> _WHAT NEEDS TO BE DONE_:
Every record should be written out again in full, with no character altered.

> _GIVEN RECORDS_:
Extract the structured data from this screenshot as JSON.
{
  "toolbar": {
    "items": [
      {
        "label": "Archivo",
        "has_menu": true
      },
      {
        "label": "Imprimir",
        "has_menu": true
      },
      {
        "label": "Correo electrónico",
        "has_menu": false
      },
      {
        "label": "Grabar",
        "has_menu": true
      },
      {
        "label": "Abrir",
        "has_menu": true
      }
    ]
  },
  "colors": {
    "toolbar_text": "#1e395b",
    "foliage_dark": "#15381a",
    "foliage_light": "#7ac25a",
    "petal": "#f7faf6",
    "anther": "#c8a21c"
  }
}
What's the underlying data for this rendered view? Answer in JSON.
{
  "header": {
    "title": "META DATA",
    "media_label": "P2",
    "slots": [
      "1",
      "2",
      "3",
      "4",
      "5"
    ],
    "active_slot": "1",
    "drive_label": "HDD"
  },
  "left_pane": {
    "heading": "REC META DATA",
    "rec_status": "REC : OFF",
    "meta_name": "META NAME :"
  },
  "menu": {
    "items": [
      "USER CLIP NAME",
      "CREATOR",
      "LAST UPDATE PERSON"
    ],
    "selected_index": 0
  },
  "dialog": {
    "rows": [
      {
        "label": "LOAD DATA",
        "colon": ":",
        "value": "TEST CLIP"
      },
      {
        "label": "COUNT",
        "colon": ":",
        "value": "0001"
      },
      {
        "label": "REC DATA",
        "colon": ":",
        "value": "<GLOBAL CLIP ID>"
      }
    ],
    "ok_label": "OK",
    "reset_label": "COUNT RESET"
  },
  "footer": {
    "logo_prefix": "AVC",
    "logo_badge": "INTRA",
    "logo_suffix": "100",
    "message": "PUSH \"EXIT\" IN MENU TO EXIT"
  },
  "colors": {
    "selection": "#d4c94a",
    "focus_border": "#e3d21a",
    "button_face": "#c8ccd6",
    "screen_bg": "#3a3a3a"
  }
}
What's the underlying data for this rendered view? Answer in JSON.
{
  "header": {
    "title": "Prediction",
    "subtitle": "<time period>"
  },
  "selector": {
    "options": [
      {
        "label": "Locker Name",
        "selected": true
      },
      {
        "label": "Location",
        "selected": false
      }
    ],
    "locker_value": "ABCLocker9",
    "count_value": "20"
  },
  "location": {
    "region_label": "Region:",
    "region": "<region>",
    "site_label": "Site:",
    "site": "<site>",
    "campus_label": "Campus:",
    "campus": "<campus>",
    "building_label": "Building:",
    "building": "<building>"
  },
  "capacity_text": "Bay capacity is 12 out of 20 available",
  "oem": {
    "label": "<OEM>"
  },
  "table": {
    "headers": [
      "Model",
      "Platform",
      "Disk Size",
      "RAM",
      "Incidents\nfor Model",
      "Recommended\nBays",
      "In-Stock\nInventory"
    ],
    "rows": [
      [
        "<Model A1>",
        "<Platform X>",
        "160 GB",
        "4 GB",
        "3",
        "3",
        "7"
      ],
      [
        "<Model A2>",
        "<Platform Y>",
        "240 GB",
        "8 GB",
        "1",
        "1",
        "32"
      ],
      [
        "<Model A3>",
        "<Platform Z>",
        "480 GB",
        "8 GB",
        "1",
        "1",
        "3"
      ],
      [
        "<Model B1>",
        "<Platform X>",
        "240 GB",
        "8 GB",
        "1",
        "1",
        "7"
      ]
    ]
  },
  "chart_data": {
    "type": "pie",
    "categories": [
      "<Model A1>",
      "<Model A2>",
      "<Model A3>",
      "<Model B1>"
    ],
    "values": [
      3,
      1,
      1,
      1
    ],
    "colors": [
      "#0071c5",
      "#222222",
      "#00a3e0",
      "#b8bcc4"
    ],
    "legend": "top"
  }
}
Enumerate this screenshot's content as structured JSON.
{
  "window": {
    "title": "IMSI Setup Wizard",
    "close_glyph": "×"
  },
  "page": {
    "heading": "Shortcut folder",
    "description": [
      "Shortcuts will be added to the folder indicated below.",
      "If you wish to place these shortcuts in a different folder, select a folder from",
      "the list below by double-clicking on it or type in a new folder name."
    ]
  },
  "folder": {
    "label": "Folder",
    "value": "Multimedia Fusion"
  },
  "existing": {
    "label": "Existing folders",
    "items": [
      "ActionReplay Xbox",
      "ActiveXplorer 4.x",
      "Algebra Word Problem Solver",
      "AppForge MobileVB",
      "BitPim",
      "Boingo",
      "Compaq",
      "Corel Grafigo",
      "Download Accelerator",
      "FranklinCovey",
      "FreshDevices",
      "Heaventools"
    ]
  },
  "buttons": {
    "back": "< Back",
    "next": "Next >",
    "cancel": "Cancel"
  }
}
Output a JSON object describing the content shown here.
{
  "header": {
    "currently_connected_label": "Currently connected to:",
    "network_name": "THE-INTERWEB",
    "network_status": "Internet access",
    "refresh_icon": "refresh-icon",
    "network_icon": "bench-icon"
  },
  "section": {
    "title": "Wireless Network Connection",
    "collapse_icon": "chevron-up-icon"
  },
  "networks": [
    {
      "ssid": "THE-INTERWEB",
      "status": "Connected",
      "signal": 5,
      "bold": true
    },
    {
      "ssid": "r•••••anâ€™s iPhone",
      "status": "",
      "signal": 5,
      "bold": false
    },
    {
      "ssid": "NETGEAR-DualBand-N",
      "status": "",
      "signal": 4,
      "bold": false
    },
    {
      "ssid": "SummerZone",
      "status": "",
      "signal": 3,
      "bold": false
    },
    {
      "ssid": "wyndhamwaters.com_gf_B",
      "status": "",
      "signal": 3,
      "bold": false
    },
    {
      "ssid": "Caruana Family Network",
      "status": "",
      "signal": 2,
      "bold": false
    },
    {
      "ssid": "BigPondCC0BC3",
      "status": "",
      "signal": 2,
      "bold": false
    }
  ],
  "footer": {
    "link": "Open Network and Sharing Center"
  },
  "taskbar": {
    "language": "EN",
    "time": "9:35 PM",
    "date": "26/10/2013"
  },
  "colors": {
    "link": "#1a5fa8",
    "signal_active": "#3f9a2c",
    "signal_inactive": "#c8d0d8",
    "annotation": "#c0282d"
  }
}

> _RESPONSE_:
Extract the structured data from this screenshot as JSON.
{
  "toolbar": {
    "items": [
      {
        "label": "Archivo",
        "has_menu": true
      },
      {
        "label": "Imprimir",
        "has_menu": true
      },
      {
        "label": "Correo electrónico",
        "has_menu": false
      },
      {
        "label": "Grabar",
        "has_menu": true
      },
      {
        "label": "Abrir",
        "has_menu": true
      }
    ]
  },
  "colors": {
    "toolbar_text": "#1e395b",
    "foliage_dark": "#15381a",
    "foliage_light": "#7ac25a",
    "petal": "#f7faf6",
    "anther": "#c8a21c"
  }
}
What's the underlying data for this rendered view? Answer in JSON.
{
  "header": {
    "title": "META DATA",
    "media_label": "P2",
    "slots": [
      "1",
      "2",
      "3",
      "4",
      "5"
    ],
    "active_slot": "1",
    "drive_label": "HDD"
  },
  "left_pane": {
    "heading": "REC META DATA",
    "rec_status": "REC : OFF",
    "meta_name": "META NAME :"
  },
  "menu": {
    "items": [
      "USER CLIP NAME",
      "CREATOR",
      "LAST UPDATE PERSON"
    ],
    "selected_index": 0
  },
  "dialog": {
    "rows": [
      {
        "label": "LOAD DATA",
        "colon": ":",
        "value": "TEST CLIP"
      },
      {
        "label": "COUNT",
        "colon": ":",
        "value": "0001"
      },
      {
        "label": "REC DATA",
        "colon": ":",
        "value": "<GLOBAL CLIP ID>"
      }
    ],
    "ok_label": "OK",
    "reset_label": "COUNT RESET"
  },
  "footer": {
    "logo_prefix": "AVC",
    "logo_badge": "INTRA",
    "logo_suffix": "100",
    "message": "PUSH \"EXIT\" IN MENU TO EXIT"
  },
  "colors": {
    "selection": "#d4c94a",
    "focus_border": "#e3d21a",
    "button_face": "#c8ccd6",
    "screen_bg": "#3a3a3a"
  }
}
What's the underlying data for this rendered view? Answer in JSON.
{
  "header": {
    "title": "Prediction",
    "subtitle": "<time period>"
  },
  "selector": {
    "options": [
      {
        "label": "Locker Name",
        "selected": true
      },
      {
        "label": "Location",
        "selected": false
      }
    ],
    "locker_value": "ABCLocker9",
    "count_value": "20"
  },
  "location": {
    "region_label": "Region:",
    "region": "<region>",
    "site_label": "Site:",
    "site": "<site>",
    "campus_label": "Campus:",
    "campus": "<campus>",
    "building_label": "Building:",
    "building": "<building>"
  },
  "capacity_text": "Bay capacity is 12 out of 20 available",
  "oem": {
    "label": "<OEM>"
  },
  "table": {
    "headers": [
      "Model",
      "Platform",
      "Disk Size",
      "RAM",
      "Incidents\nfor Model",
      "Recommended\nBays",
      "In-Stock\nInventory"
    ],
    "rows": [
      [
        "<Model A1>",
        "<Platform X>",
        "160 GB",
        "4 GB",
        "3",
        "3",
        "7"
      ],
      [
        "<Model A2>",
        "<Platform Y>",
        "240 GB",
        "8 GB",
        "1",
        "1",
        "32"
      ],
      [
        "<Model A3>",
        "<Platform Z>",
        "480 GB",
        "8 GB",
        "1",
        "1",
        "3"
      ],
      [
        "<Model B1>",
        "<Platform X>",
        "240 GB",
        "8 GB",
        "1",
        "1",
        "7"
      ]
    ]
  },
  "chart_data": {
    "type": "pie",
    "categories": [
      "<Model A1>",
      "<Model A2>",
      "<Model A3>",
      "<Model B1>"
    ],
    "values": [
      3,
      1,
      1,
      1
    ],
    "colors": [
      "#0071c5",
      "#222222",
      "#00a3e0",
      "#b8bcc4"
    ],
    "legend": "top"
  }
}
Enumerate this screenshot's content as structured JSON.
{
  "window": {
    "title": "IMSI Setup Wizard",
    "close_glyph": "×"
  },
  "page": {
    "heading": "Shortcut folder",
    "description": [
      "Shortcuts will be added to the folder indicated below.",
      "If you wish to place these shortcuts in a different folder, select a folder from",
      "the list below by double-clicking on it or type in a new folder name."
    ]
  },
  "folder": {
    "label": "Folder",
    "value": "Multimedia Fusion"
  },
  "existing": {
    "label": "Existing folders",
    "items": [
      "ActionReplay Xbox",
      "ActiveXplorer 4.x",
      "Algebra Word Problem Solver",
      "AppForge MobileVB",
      "BitPim",
      "Boingo",
      "Compaq",
      "Corel Grafigo",
      "Download Accelerator",
      "FranklinCovey",
      "FreshDevices",
      "Heaventools"
    ]
  },
  "buttons": {
    "back": "< Back",
    "next": "Next >",
    "cancel": "Cancel"
  }
}
Output a JSON object describing the content shown here.
{
  "header": {
    "currently_connected_label": "Currently connected to:",
    "network_name": "THE-INTERWEB",
    "network_status": "Internet access",
    "refresh_icon": "refresh-icon",
    "network_icon": "bench-icon"
  },
  "section": {
    "title": "Wireless Network Connection",
    "collapse_icon": "chevron-up-icon"
  },
  "networks": [
    {
      "ssid": "THE-INTERWEB",
      "status": "Connected",
      "signal": 5,
      "bold": true
    },
    {
      "ssid": "r•••••anâ€™s iPhone",
      "status": "",
      "signal": 5,
      "bold": false
    },
    {
      "ssid": "NETGEAR-DualBand-N",
      "status": "",
      "signal": 4,
      "bold": false
    },
    {
      "ssid": "SummerZone",
      "status": "",
      "signal": 3,
      "bold": false
    },
    {
      "ssid": "wyndhamwaters.com_gf_B",
      "status": "",
      "signal": 3,
      "bold": false
    },
    {
      "ssid": "Caruana Family Network",
      "status": "",
      "signal": 2,
      "bold": false
    },
    {
      "ssid": "BigPondCC0BC3",
      "status": "",
      "signal": 2,
      "bold": false
    }
  ],
  "footer": {
    "link": "Open Network and Sharing Center"
  },
  "taskbar": {
    "language": "EN",
    "time": "9:35 PM",
    "date": "26/10/2013"
  },
  "colors": {
    "link": "#1a5fa8",
    "signal_active": "#3f9a2c",
    "signal_inactive": "#c8d0d8",
    "annotation": "#c0282d"
  }
}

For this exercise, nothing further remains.